The full set of lines below has to be duplicated exactly, with no picture kept.

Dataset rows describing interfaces
╔══
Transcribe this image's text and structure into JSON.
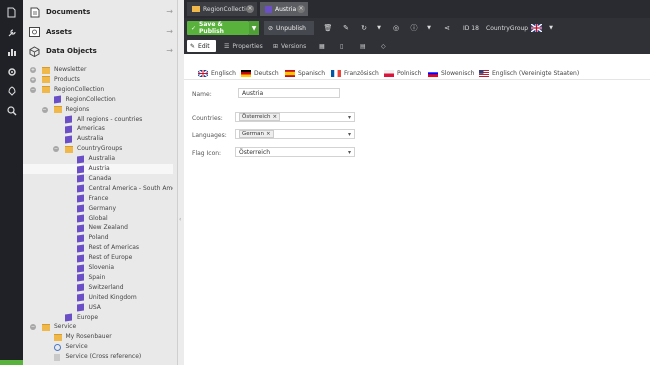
{
  "leftbar": {
    "icons": [
      "file-icon",
      "wrench-icon",
      "bar-chart-icon",
      "gear-icon",
      "rocket-icon",
      "search-icon"
    ]
  },
  "sidebar": {
    "panels": {
      "documents": "Documents",
      "assets": "Assets",
      "data_objects": "Data Objects"
    },
    "tree": [
      "Newsletter",
      "Products",
      "RegionCollection",
      "RegionCollection",
      "Regions",
      "All regions - countries",
      "Americas",
      "Australia",
      "CountryGroups",
      "Australia",
      "Austria",
      "Canada",
      "Central America - South America",
      "France",
      "Germany",
      "Global",
      "New Zealand",
      "Poland",
      "Rest of Americas",
      "Rest of Europe",
      "Slovenia",
      "Spain",
      "Switzerland",
      "United Kingdom",
      "USA",
      "Europe",
      "Service",
      "My Rosenbauer",
      "Service",
      "Service (Cross reference)"
    ]
  },
  "tabs": [
    "RegionCollection",
    "Austria"
  ],
  "toolbar": {
    "save_publish": "Save & Publish",
    "unpublish": "Unpublish",
    "id_label": "ID 18",
    "class_name": "CountryGroup"
  },
  "subtabs": [
    "Edit",
    "Properties",
    "Versions"
  ],
  "languages": [
    "Englisch",
    "Deutsch",
    "Spanisch",
    "Französisch",
    "Polnisch",
    "Slowenisch",
    "Englisch (Vereinigte Staaten)"
  ],
  "form": {
    "name_label": "Name:",
    "name_value": "Austria",
    "countries_label": "Countries:",
    "countries_value": "Österreich",
    "languages_label": "Languages:",
    "languages_value": "German",
    "flag_label": "Flag Icon:",
    "flag_value": "Österreich"
  },
  "colors": {
    "accent_green": "#58b23c",
    "toolbar_dark": "#2f3136",
    "leftbar_dark": "#1f2126",
    "object_purple": "#6b4fc7",
    "folder_yellow": "#f0b84a"
  }
}
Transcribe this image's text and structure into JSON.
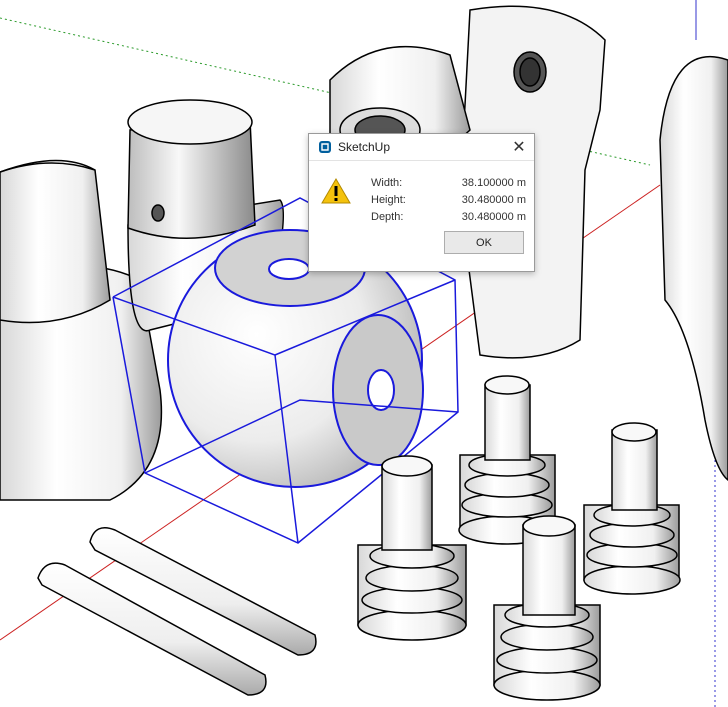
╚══
- _Response to this task_
Transcribe this image's text and structure into JSON.
{
  "leftbar": {
    "icons": [
      "file-icon",
      "wrench-icon",
      "bar-chart-icon",
      "gear-icon",
      "rocket-icon",
      "search-icon"
    ]
  },
  "sidebar": {
    "panels": {
      "documents": "Documents",
      "assets": "Assets",
      "data_objects": "Data Objects"
    },
    "tree": [
      "Newsletter",
      "Products",
      "RegionCollection",
      "RegionCollection",
      "Regions",
      "All regions - countries",
      "Americas",
      "Australia",
      "CountryGroups",
      "Australia",
      "Austria",
      "Canada",
      "Central America - South America",
      "France",
      "Germany",
      "Global",
      "New Zealand",
      "Poland",
      "Rest of Americas",
      "Rest of Europe",
      "Slovenia",
      "Spain",
      "Switzerland",
      "United Kingdom",
      "USA",
      "Europe",
      "Service",
      "My Rosenbauer",
      "Service",
      "Service (Cross reference)"
    ]
  },
  "tabs": [
    "RegionCollection",
    "Austria"
  ],
  "toolbar": {
    "save_publish": "Save & Publish",
    "unpublish": "Unpublish",
    "id_label": "ID 18",
    "class_name": "CountryGroup"
  },
  "subtabs": [
    "Edit",
    "Properties",
    "Versions"
  ],
  "languages": [
    "Englisch",
    "Deutsch",
    "Spanisch",
    "Französisch",
    "Polnisch",
    "Slowenisch",
    "Englisch (Vereinigte Staaten)"
  ],
  "form": {
    "name_label": "Name:",
    "name_value": "Austria",
    "countries_label": "Countries:",
    "countries_value": "Österreich",
    "languages_label": "Languages:",
    "languages_value": "German",
    "flag_label": "Flag Icon:",
    "flag_value": "Österreich"
  },
  "colors": {
    "accent_green": "#58b23c",
    "toolbar_dark": "#2f3136",
    "leftbar_dark": "#1f2126",
    "object_purple": "#6b4fc7",
    "folder_yellow": "#f0b84a"
  }
}
Transcribe this image's text and structure into JSON.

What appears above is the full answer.